# TASK INSTRUCTIONS
The goal here is an exact copy of the entries below, without their pictures.
RECORDS PROVIDED START
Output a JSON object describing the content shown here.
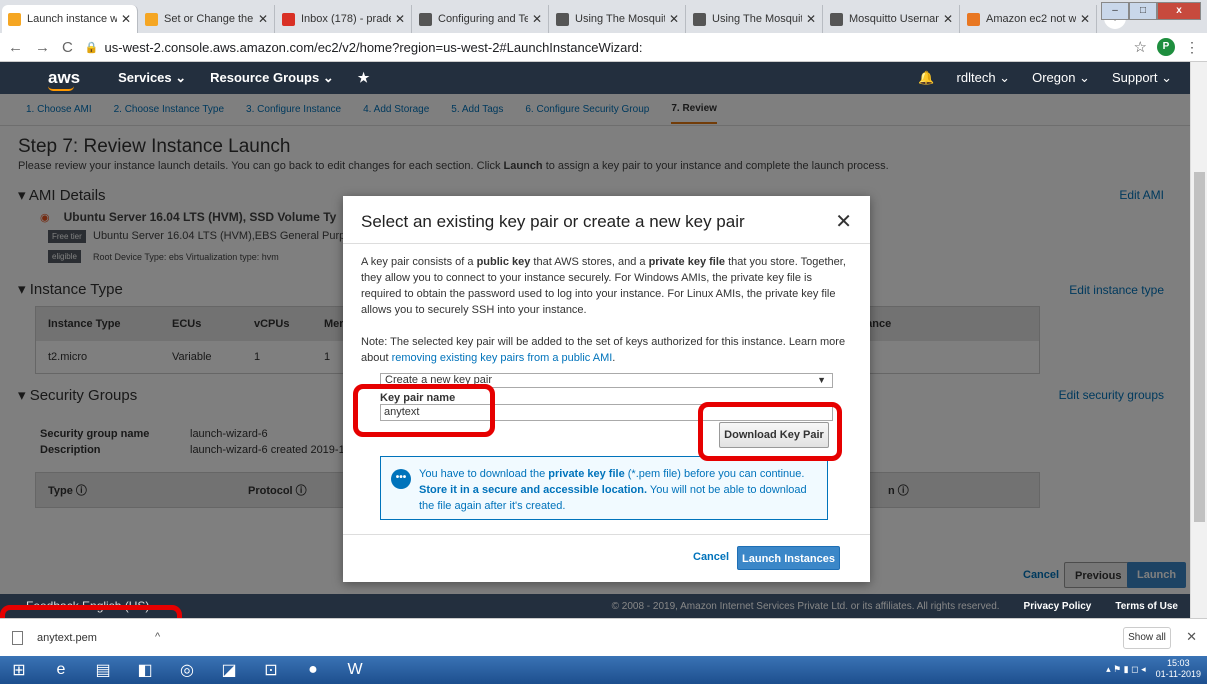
{
  "browser": {
    "tabs": [
      {
        "title": "Launch instance wiza",
        "active": true,
        "icon": "aws-cube-icon",
        "color": "#f5a623"
      },
      {
        "title": "Set or Change the R",
        "active": false,
        "icon": "aws-cube-icon",
        "color": "#f5a623"
      },
      {
        "title": "Inbox (178) - pradee",
        "active": false,
        "icon": "gmail-icon",
        "color": "#d93025"
      },
      {
        "title": "Configuring and Test",
        "active": false,
        "icon": "globe-icon",
        "color": "#555"
      },
      {
        "title": "Using The Mosquitto",
        "active": false,
        "icon": "globe-icon",
        "color": "#555"
      },
      {
        "title": "Using The Mosquitto",
        "active": false,
        "icon": "globe-icon",
        "color": "#555"
      },
      {
        "title": "Mosquitto Usernam",
        "active": false,
        "icon": "globe-icon",
        "color": "#555"
      },
      {
        "title": "Amazon ec2 not wor",
        "active": false,
        "icon": "stack-icon",
        "color": "#e87722"
      }
    ],
    "url": "us-west-2.console.aws.amazon.com/ec2/v2/home?region=us-west-2#LaunchInstanceWizard:",
    "profile_initial": "P"
  },
  "awsnav": {
    "logo": "aws",
    "services": "Services ⌄",
    "resource_groups": "Resource Groups ⌄",
    "user": "rdltech ⌄",
    "region": "Oregon ⌄",
    "support": "Support ⌄"
  },
  "wizard": {
    "steps": [
      "1. Choose AMI",
      "2. Choose Instance Type",
      "3. Configure Instance",
      "4. Add Storage",
      "5. Add Tags",
      "6. Configure Security Group",
      "7. Review"
    ],
    "title": "Step 7: Review Instance Launch",
    "description_pre": "Please review your instance launch details. You can go back to edit changes for each section. Click ",
    "description_bold": "Launch",
    "description_post": " to assign a key pair to your instance and complete the launch process."
  },
  "ami": {
    "header": "AMI Details",
    "edit": "Edit AMI",
    "name": "Ubuntu Server 16.04 LTS (HVM), SSD Volume Ty",
    "line2": "Ubuntu Server 16.04 LTS (HVM),EBS General Purpose (SS",
    "line3": "Root Device Type: ebs    Virtualization type: hvm",
    "badge1": "Free tier",
    "badge2": "eligible"
  },
  "instance_type": {
    "header": "Instance Type",
    "edit": "Edit instance type",
    "columns": [
      "Instance Type",
      "ECUs",
      "vCPUs",
      "Mer"
    ],
    "row": [
      "t2.micro",
      "Variable",
      "1",
      "1"
    ],
    "perf_col": "Performance",
    "perf_val": "loderate"
  },
  "security": {
    "header": "Security Groups",
    "edit": "Edit security groups",
    "name_label": "Security group name",
    "name_value": "launch-wizard-6",
    "desc_label": "Description",
    "desc_value": "launch-wizard-6 created 2019-11",
    "columns": [
      "Type ⓘ",
      "Protocol ⓘ"
    ],
    "right_col": "n ⓘ"
  },
  "bottom_buttons": {
    "cancel": "Cancel",
    "previous": "Previous",
    "launch": "Launch"
  },
  "footer": {
    "lang": "Feedback   English (US)",
    "copyright": "© 2008 - 2019, Amazon Internet Services Private Ltd. or its affiliates. All rights reserved.",
    "privacy": "Privacy Policy",
    "terms": "Terms of Use"
  },
  "modal": {
    "title": "Select an existing key pair or create a new key pair",
    "p1_a": "A key pair consists of a ",
    "p1_b": "public key",
    "p1_c": " that AWS stores, and a ",
    "p1_d": "private key file",
    "p1_e": " that you store. Together, they allow you to connect to your instance securely. For Windows AMIs, the private key file is required to obtain the password used to log into your instance. For Linux AMIs, the private key file allows you to securely SSH into your instance.",
    "p2_a": "Note: The selected key pair will be added to the set of keys authorized for this instance. Learn more about ",
    "p2_link": "removing existing key pairs from a public AMI",
    "p2_b": ".",
    "select_value": "Create a new key pair",
    "key_label": "Key pair name",
    "key_value": "anytext",
    "download": "Download Key Pair",
    "info_a": "You have to download the ",
    "info_b": "private key file",
    "info_c": " (*.pem file) before you can continue. ",
    "info_d": "Store it in a secure and accessible location.",
    "info_e": " You will not be able to download the file again after it's created.",
    "cancel": "Cancel",
    "launch": "Launch Instances"
  },
  "download_bar": {
    "file": "anytext.pem",
    "show_all": "Show all"
  },
  "taskbar": {
    "time": "15:03",
    "date": "01-11-2019"
  }
}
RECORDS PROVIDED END
# OUTPUT BELOW
Output a JSON object describing the content shown here.
{
  "browser": {
    "tabs": [
      {
        "title": "Launch instance wiza",
        "active": true,
        "icon": "aws-cube-icon",
        "color": "#f5a623"
      },
      {
        "title": "Set or Change the R",
        "active": false,
        "icon": "aws-cube-icon",
        "color": "#f5a623"
      },
      {
        "title": "Inbox (178) - pradee",
        "active": false,
        "icon": "gmail-icon",
        "color": "#d93025"
      },
      {
        "title": "Configuring and Test",
        "active": false,
        "icon": "globe-icon",
        "color": "#555"
      },
      {
        "title": "Using The Mosquitto",
        "active": false,
        "icon": "globe-icon",
        "color": "#555"
      },
      {
        "title": "Using The Mosquitto",
        "active": false,
        "icon": "globe-icon",
        "color": "#555"
      },
      {
        "title": "Mosquitto Usernam",
        "active": false,
        "icon": "globe-icon",
        "color": "#555"
      },
      {
        "title": "Amazon ec2 not wor",
        "active": false,
        "icon": "stack-icon",
        "color": "#e87722"
      }
    ],
    "url": "us-west-2.console.aws.amazon.com/ec2/v2/home?region=us-west-2#LaunchInstanceWizard:",
    "profile_initial": "P"
  },
  "awsnav": {
    "logo": "aws",
    "services": "Services ⌄",
    "resource_groups": "Resource Groups ⌄",
    "user": "rdltech ⌄",
    "region": "Oregon ⌄",
    "support": "Support ⌄"
  },
  "wizard": {
    "steps": [
      "1. Choose AMI",
      "2. Choose Instance Type",
      "3. Configure Instance",
      "4. Add Storage",
      "5. Add Tags",
      "6. Configure Security Group",
      "7. Review"
    ],
    "title": "Step 7: Review Instance Launch",
    "description_pre": "Please review your instance launch details. You can go back to edit changes for each section. Click ",
    "description_bold": "Launch",
    "description_post": " to assign a key pair to your instance and complete the launch process."
  },
  "ami": {
    "header": "AMI Details",
    "edit": "Edit AMI",
    "name": "Ubuntu Server 16.04 LTS (HVM), SSD Volume Ty",
    "line2": "Ubuntu Server 16.04 LTS (HVM),EBS General Purpose (SS",
    "line3": "Root Device Type: ebs    Virtualization type: hvm",
    "badge1": "Free tier",
    "badge2": "eligible"
  },
  "instance_type": {
    "header": "Instance Type",
    "edit": "Edit instance type",
    "columns": [
      "Instance Type",
      "ECUs",
      "vCPUs",
      "Mer"
    ],
    "row": [
      "t2.micro",
      "Variable",
      "1",
      "1"
    ],
    "perf_col": "Performance",
    "perf_val": "loderate"
  },
  "security": {
    "header": "Security Groups",
    "edit": "Edit security groups",
    "name_label": "Security group name",
    "name_value": "launch-wizard-6",
    "desc_label": "Description",
    "desc_value": "launch-wizard-6 created 2019-11",
    "columns": [
      "Type ⓘ",
      "Protocol ⓘ"
    ],
    "right_col": "n ⓘ"
  },
  "bottom_buttons": {
    "cancel": "Cancel",
    "previous": "Previous",
    "launch": "Launch"
  },
  "footer": {
    "lang": "Feedback   English (US)",
    "copyright": "© 2008 - 2019, Amazon Internet Services Private Ltd. or its affiliates. All rights reserved.",
    "privacy": "Privacy Policy",
    "terms": "Terms of Use"
  },
  "modal": {
    "title": "Select an existing key pair or create a new key pair",
    "p1_a": "A key pair consists of a ",
    "p1_b": "public key",
    "p1_c": " that AWS stores, and a ",
    "p1_d": "private key file",
    "p1_e": " that you store. Together, they allow you to connect to your instance securely. For Windows AMIs, the private key file is required to obtain the password used to log into your instance. For Linux AMIs, the private key file allows you to securely SSH into your instance.",
    "p2_a": "Note: The selected key pair will be added to the set of keys authorized for this instance. Learn more about ",
    "p2_link": "removing existing key pairs from a public AMI",
    "p2_b": ".",
    "select_value": "Create a new key pair",
    "key_label": "Key pair name",
    "key_value": "anytext",
    "download": "Download Key Pair",
    "info_a": "You have to download the ",
    "info_b": "private key file",
    "info_c": " (*.pem file) before you can continue. ",
    "info_d": "Store it in a secure and accessible location.",
    "info_e": " You will not be able to download the file again after it's created.",
    "cancel": "Cancel",
    "launch": "Launch Instances"
  },
  "download_bar": {
    "file": "anytext.pem",
    "show_all": "Show all"
  },
  "taskbar": {
    "time": "15:03",
    "date": "01-11-2019"
  }
}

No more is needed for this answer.